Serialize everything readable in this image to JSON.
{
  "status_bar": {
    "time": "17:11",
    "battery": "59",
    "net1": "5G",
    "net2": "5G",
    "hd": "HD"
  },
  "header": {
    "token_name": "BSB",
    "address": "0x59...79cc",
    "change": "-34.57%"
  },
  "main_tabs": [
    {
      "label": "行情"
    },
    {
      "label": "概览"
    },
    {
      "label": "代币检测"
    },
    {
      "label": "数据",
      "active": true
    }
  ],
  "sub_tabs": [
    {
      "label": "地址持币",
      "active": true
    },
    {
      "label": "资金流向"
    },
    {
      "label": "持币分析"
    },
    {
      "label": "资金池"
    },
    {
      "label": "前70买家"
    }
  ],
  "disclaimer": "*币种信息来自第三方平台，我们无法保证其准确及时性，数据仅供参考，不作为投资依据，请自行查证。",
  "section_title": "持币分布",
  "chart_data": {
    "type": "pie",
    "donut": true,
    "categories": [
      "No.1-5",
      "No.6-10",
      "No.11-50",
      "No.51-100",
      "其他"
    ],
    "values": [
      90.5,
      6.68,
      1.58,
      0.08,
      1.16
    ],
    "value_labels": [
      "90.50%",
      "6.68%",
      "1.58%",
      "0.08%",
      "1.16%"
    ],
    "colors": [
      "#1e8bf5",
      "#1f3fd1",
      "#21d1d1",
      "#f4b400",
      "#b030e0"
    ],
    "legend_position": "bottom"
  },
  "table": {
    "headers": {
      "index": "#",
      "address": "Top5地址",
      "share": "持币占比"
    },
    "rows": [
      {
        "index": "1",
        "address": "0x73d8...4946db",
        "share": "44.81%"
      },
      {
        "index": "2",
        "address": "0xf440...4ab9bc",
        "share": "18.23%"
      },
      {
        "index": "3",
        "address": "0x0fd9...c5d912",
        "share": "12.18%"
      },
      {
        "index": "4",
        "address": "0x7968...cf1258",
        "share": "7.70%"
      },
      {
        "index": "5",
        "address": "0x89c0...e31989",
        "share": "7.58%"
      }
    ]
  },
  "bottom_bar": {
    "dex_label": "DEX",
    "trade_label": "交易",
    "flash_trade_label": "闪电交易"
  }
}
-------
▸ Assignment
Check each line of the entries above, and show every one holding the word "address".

▸ Written response
    "address": "0x59...79cc",
      "address": "Top5地址",
        "address": "0x73d8...4946db",
        "address": "0xf440...4ab9bc",
        "address": "0x0fd9...c5d912",
        "address": "0x7968...cf1258",
        "address": "0x89c0...e31989",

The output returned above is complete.